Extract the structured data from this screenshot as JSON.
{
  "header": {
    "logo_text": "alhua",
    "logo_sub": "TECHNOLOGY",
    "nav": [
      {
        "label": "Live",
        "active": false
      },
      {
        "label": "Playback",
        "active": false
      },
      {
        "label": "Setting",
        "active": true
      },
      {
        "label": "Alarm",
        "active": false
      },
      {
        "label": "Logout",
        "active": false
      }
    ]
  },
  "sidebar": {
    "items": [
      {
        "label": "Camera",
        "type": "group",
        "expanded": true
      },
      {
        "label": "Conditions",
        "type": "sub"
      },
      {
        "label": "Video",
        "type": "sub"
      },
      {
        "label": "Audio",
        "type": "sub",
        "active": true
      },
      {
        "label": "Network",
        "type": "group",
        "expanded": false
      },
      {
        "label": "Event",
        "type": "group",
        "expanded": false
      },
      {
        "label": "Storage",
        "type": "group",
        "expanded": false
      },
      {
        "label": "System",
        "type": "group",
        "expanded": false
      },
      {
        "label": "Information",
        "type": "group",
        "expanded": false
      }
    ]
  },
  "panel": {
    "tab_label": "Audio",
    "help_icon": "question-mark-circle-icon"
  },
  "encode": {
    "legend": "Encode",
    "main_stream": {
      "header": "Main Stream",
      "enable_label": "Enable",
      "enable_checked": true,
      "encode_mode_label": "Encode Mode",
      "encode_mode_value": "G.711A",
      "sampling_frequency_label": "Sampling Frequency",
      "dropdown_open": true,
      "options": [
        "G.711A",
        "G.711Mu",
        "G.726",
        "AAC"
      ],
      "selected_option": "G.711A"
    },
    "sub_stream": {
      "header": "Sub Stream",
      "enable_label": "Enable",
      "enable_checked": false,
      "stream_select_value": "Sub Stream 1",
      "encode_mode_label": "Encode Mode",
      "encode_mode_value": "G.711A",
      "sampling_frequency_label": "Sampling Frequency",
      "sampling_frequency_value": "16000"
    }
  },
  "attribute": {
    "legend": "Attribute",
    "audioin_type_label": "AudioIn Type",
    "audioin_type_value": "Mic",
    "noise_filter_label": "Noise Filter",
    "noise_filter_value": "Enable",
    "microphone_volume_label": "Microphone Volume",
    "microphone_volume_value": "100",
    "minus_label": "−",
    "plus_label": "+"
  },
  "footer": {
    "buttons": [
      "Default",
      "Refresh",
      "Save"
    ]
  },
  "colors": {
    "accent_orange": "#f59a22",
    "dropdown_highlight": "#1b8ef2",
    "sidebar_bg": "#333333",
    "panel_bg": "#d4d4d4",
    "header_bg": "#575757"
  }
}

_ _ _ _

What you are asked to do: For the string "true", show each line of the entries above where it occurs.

Task response:
        "active": true
        "expanded": true
        "active": true
      "enable_checked": true,
      "dropdown_open": true,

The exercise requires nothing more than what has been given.